PROVIDED DATA section start
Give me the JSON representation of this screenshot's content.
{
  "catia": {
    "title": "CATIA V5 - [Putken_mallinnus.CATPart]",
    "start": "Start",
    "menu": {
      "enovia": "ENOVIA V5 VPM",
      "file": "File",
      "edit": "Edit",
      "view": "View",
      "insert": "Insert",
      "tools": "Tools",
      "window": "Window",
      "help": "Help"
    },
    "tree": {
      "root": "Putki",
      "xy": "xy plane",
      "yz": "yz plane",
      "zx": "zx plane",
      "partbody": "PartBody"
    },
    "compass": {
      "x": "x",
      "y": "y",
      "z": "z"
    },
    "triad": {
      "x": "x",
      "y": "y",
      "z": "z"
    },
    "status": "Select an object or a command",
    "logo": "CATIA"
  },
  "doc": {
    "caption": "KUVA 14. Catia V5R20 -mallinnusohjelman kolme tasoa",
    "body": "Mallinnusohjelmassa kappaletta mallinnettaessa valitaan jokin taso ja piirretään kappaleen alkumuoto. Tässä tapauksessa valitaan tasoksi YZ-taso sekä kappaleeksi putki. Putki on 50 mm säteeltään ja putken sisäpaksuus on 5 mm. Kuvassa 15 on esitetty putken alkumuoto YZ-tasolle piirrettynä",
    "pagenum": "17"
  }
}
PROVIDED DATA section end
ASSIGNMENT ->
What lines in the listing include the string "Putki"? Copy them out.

YOUR SOLUTION ->
      "root": "Putki",
    "body": "Mallinnusohjelmassa kappaletta mallinnettaessa valitaan jokin taso ja piirretään kappaleen alkumuoto. Tässä tapauksessa valitaan tasoksi YZ-taso sekä kappaleeksi putki. Putki on 50 mm säteeltään ja putken sisäpaksuus on 5 mm. Kuvassa 15 on esitetty putken alkumuoto YZ-tasolle piirrettynä",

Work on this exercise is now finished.